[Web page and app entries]
************

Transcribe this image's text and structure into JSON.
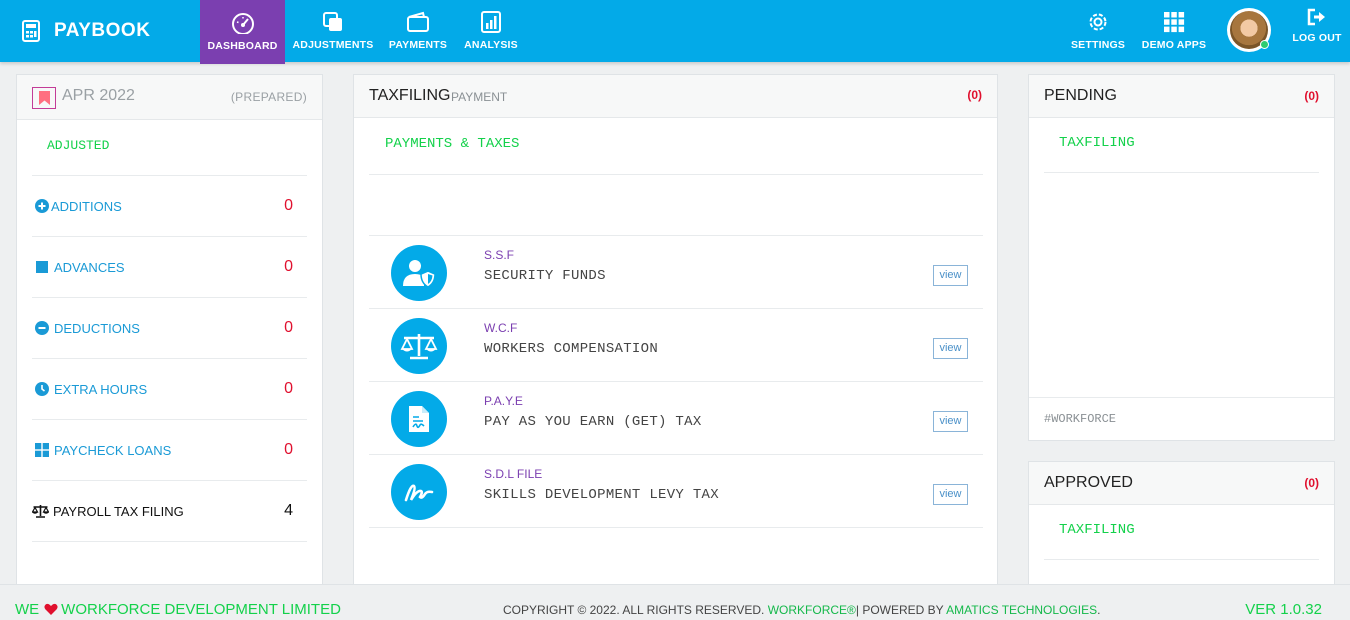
{
  "app": {
    "brand": "PAYBOOK"
  },
  "nav": {
    "dashboard": "DASHBOARD",
    "adjustments": "ADJUSTMENTS",
    "payments": "PAYMENTS",
    "analysis": "ANALYSIS",
    "settings": "SETTINGS",
    "demo_apps": "DEMO APPS",
    "logout": "LOG OUT"
  },
  "left": {
    "period": "APR 2022",
    "status": "(PREPARED)",
    "section": "ADJUSTED",
    "rows": [
      {
        "label": "ADDITIONS",
        "value": "0"
      },
      {
        "label": "ADVANCES",
        "value": "0"
      },
      {
        "label": "DEDUCTIONS",
        "value": "0"
      },
      {
        "label": "EXTRA HOURS",
        "value": "0"
      },
      {
        "label": "PAYCHECK LOANS",
        "value": "0"
      },
      {
        "label": "PAYROLL TAX FILING",
        "value": "4"
      }
    ]
  },
  "center": {
    "title": "TAXFILING",
    "subtitle": "PAYMENT",
    "count": "(0)",
    "section": "PAYMENTS & TAXES",
    "items": [
      {
        "abbr": "S.S.F",
        "name": "SECURITY FUNDS",
        "action": "view"
      },
      {
        "abbr": "W.C.F",
        "name": "WORKERS COMPENSATION",
        "action": "view"
      },
      {
        "abbr": "P.A.Y.E",
        "name": "PAY AS YOU EARN (GET) TAX",
        "action": "view"
      },
      {
        "abbr": "S.D.L FILE",
        "name": "SKILLS DEVELOPMENT LEVY TAX",
        "action": "view"
      }
    ]
  },
  "pending": {
    "title": "PENDING",
    "count": "(0)",
    "item": "TAXFILING",
    "footer": "#WORKFORCE"
  },
  "approved": {
    "title": "APPROVED",
    "count": "(0)",
    "item": "TAXFILING"
  },
  "footer": {
    "we": "WE",
    "company": "WORKFORCE DEVELOPMENT LIMITED",
    "copyright": "COPYRIGHT © 2022. ALL RIGHTS RESERVED.",
    "workforce": "WORKFORCE®",
    "powered": "| POWERED BY",
    "amatics": "AMATICS TECHNOLOGIES",
    "dot": ".",
    "version": "VER 1.0.32"
  },
  "colors": {
    "topbar": "#03aae8",
    "active_nav": "#7b3fb0",
    "accent_green": "#14d14b",
    "count_red": "#e0102e"
  }
}
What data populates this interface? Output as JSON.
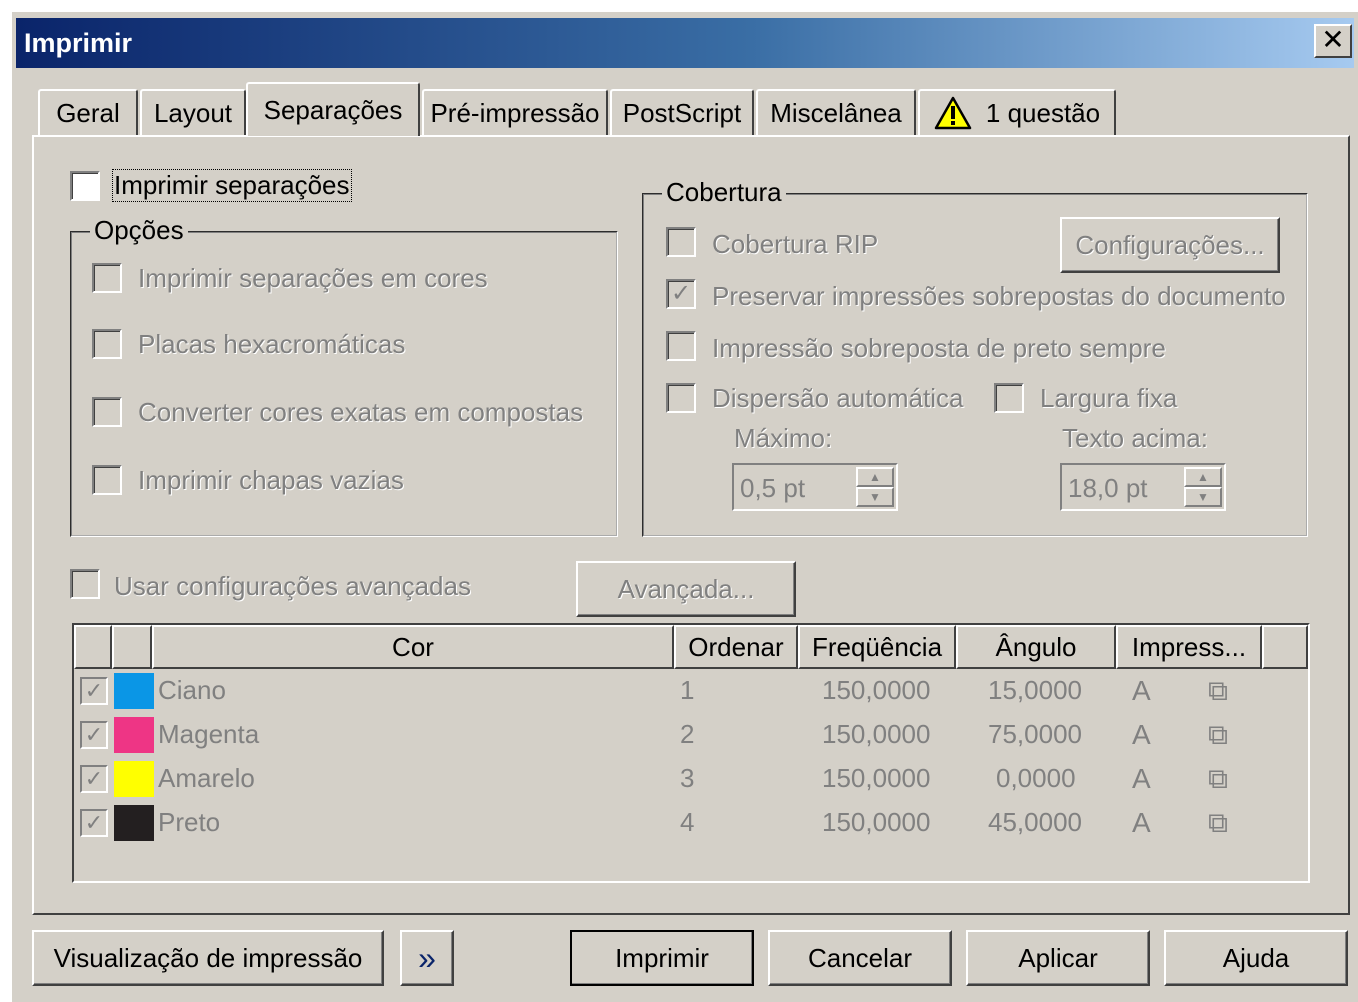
{
  "window": {
    "title": "Imprimir",
    "close_symbol": "✕"
  },
  "tabs": [
    {
      "label": "Geral"
    },
    {
      "label": "Layout"
    },
    {
      "label": "Separações"
    },
    {
      "label": "Pré-impressão"
    },
    {
      "label": "PostScript"
    },
    {
      "label": "Miscelânea"
    },
    {
      "label": "1 questão",
      "icon": "warning-icon"
    }
  ],
  "separations": {
    "print_separations": {
      "label": "Imprimir separações",
      "checked": false
    },
    "options": {
      "legend": "Opções",
      "items": [
        {
          "label": "Imprimir separações em cores"
        },
        {
          "label": "Placas hexacromáticas"
        },
        {
          "label": "Converter cores exatas em compostas"
        },
        {
          "label": "Imprimir chapas vazias"
        }
      ]
    },
    "trapping": {
      "legend": "Cobertura",
      "rip": "Cobertura RIP",
      "settings_button": "Configurações...",
      "preserve": "Preservar impressões sobrepostas do documento",
      "preserve_check": "✓",
      "always_black": "Impressão sobreposta de preto sempre",
      "auto_spread": "Dispersão automática",
      "fixed_width": "Largura fixa",
      "max_label": "Máximo:",
      "max_value": "0,5 pt",
      "text_above_label": "Texto acima:",
      "text_above_value": "18,0 pt"
    },
    "advanced": {
      "label": "Usar configurações avançadas",
      "button": "Avançada..."
    },
    "table": {
      "headers": {
        "cor": "Cor",
        "ordenar": "Ordenar",
        "freq": "Freqüência",
        "angulo": "Ângulo",
        "impress": "Impress..."
      },
      "check_mark": "✓",
      "rows": [
        {
          "name": "Ciano",
          "color": "#0a96e6",
          "order": "1",
          "freq": "150,0000",
          "angle": "15,0000"
        },
        {
          "name": "Magenta",
          "color": "#ee3585",
          "order": "2",
          "freq": "150,0000",
          "angle": "75,0000"
        },
        {
          "name": "Amarelo",
          "color": "#ffff00",
          "order": "3",
          "freq": "150,0000",
          "angle": "0,0000"
        },
        {
          "name": "Preto",
          "color": "#231f20",
          "order": "4",
          "freq": "150,0000",
          "angle": "45,0000"
        }
      ]
    }
  },
  "buttons": {
    "preview": "Visualização de impressão",
    "preview_arrows": "»",
    "print": "Imprimir",
    "cancel": "Cancelar",
    "apply": "Aplicar",
    "help": "Ajuda"
  }
}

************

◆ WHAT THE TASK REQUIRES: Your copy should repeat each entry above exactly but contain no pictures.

◆ RESULT:
Transcribe this image's text and structure into JSON.
{
  "app": {
    "brand": "PAYBOOK"
  },
  "nav": {
    "dashboard": "DASHBOARD",
    "adjustments": "ADJUSTMENTS",
    "payments": "PAYMENTS",
    "analysis": "ANALYSIS",
    "settings": "SETTINGS",
    "demo_apps": "DEMO APPS",
    "logout": "LOG OUT"
  },
  "left": {
    "period": "APR 2022",
    "status": "(PREPARED)",
    "section": "ADJUSTED",
    "rows": [
      {
        "label": "ADDITIONS",
        "value": "0"
      },
      {
        "label": "ADVANCES",
        "value": "0"
      },
      {
        "label": "DEDUCTIONS",
        "value": "0"
      },
      {
        "label": "EXTRA HOURS",
        "value": "0"
      },
      {
        "label": "PAYCHECK LOANS",
        "value": "0"
      },
      {
        "label": "PAYROLL TAX FILING",
        "value": "4"
      }
    ]
  },
  "center": {
    "title": "TAXFILING",
    "subtitle": "PAYMENT",
    "count": "(0)",
    "section": "PAYMENTS & TAXES",
    "items": [
      {
        "abbr": "S.S.F",
        "name": "SECURITY FUNDS",
        "action": "view"
      },
      {
        "abbr": "W.C.F",
        "name": "WORKERS COMPENSATION",
        "action": "view"
      },
      {
        "abbr": "P.A.Y.E",
        "name": "PAY AS YOU EARN (GET) TAX",
        "action": "view"
      },
      {
        "abbr": "S.D.L FILE",
        "name": "SKILLS DEVELOPMENT LEVY TAX",
        "action": "view"
      }
    ]
  },
  "pending": {
    "title": "PENDING",
    "count": "(0)",
    "item": "TAXFILING",
    "footer": "#WORKFORCE"
  },
  "approved": {
    "title": "APPROVED",
    "count": "(0)",
    "item": "TAXFILING"
  },
  "footer": {
    "we": "WE",
    "company": "WORKFORCE DEVELOPMENT LIMITED",
    "copyright": "COPYRIGHT © 2022. ALL RIGHTS RESERVED.",
    "workforce": "WORKFORCE®",
    "powered": "| POWERED BY",
    "amatics": "AMATICS TECHNOLOGIES",
    "dot": ".",
    "version": "VER 1.0.32"
  },
  "colors": {
    "topbar": "#03aae8",
    "active_nav": "#7b3fb0",
    "accent_green": "#14d14b",
    "count_red": "#e0102e"
  }
}
What data populates this interface? Output as JSON.
{
  "window": {
    "title": "Imprimir",
    "close_symbol": "✕"
  },
  "tabs": [
    {
      "label": "Geral"
    },
    {
      "label": "Layout"
    },
    {
      "label": "Separações"
    },
    {
      "label": "Pré-impressão"
    },
    {
      "label": "PostScript"
    },
    {
      "label": "Miscelânea"
    },
    {
      "label": "1 questão",
      "icon": "warning-icon"
    }
  ],
  "separations": {
    "print_separations": {
      "label": "Imprimir separações",
      "checked": false
    },
    "options": {
      "legend": "Opções",
      "items": [
        {
          "label": "Imprimir separações em cores"
        },
        {
          "label": "Placas hexacromáticas"
        },
        {
          "label": "Converter cores exatas em compostas"
        },
        {
          "label": "Imprimir chapas vazias"
        }
      ]
    },
    "trapping": {
      "legend": "Cobertura",
      "rip": "Cobertura RIP",
      "settings_button": "Configurações...",
      "preserve": "Preservar impressões sobrepostas do documento",
      "preserve_check": "✓",
      "always_black": "Impressão sobreposta de preto sempre",
      "auto_spread": "Dispersão automática",
      "fixed_width": "Largura fixa",
      "max_label": "Máximo:",
      "max_value": "0,5 pt",
      "text_above_label": "Texto acima:",
      "text_above_value": "18,0 pt"
    },
    "advanced": {
      "label": "Usar configurações avançadas",
      "button": "Avançada..."
    },
    "table": {
      "headers": {
        "cor": "Cor",
        "ordenar": "Ordenar",
        "freq": "Freqüência",
        "angulo": "Ângulo",
        "impress": "Impress..."
      },
      "check_mark": "✓",
      "rows": [
        {
          "name": "Ciano",
          "color": "#0a96e6",
          "order": "1",
          "freq": "150,0000",
          "angle": "15,0000"
        },
        {
          "name": "Magenta",
          "color": "#ee3585",
          "order": "2",
          "freq": "150,0000",
          "angle": "75,0000"
        },
        {
          "name": "Amarelo",
          "color": "#ffff00",
          "order": "3",
          "freq": "150,0000",
          "angle": "0,0000"
        },
        {
          "name": "Preto",
          "color": "#231f20",
          "order": "4",
          "freq": "150,0000",
          "angle": "45,0000"
        }
      ]
    }
  },
  "buttons": {
    "preview": "Visualização de impressão",
    "preview_arrows": "»",
    "print": "Imprimir",
    "cancel": "Cancelar",
    "apply": "Aplicar",
    "help": "Ajuda"
  }
}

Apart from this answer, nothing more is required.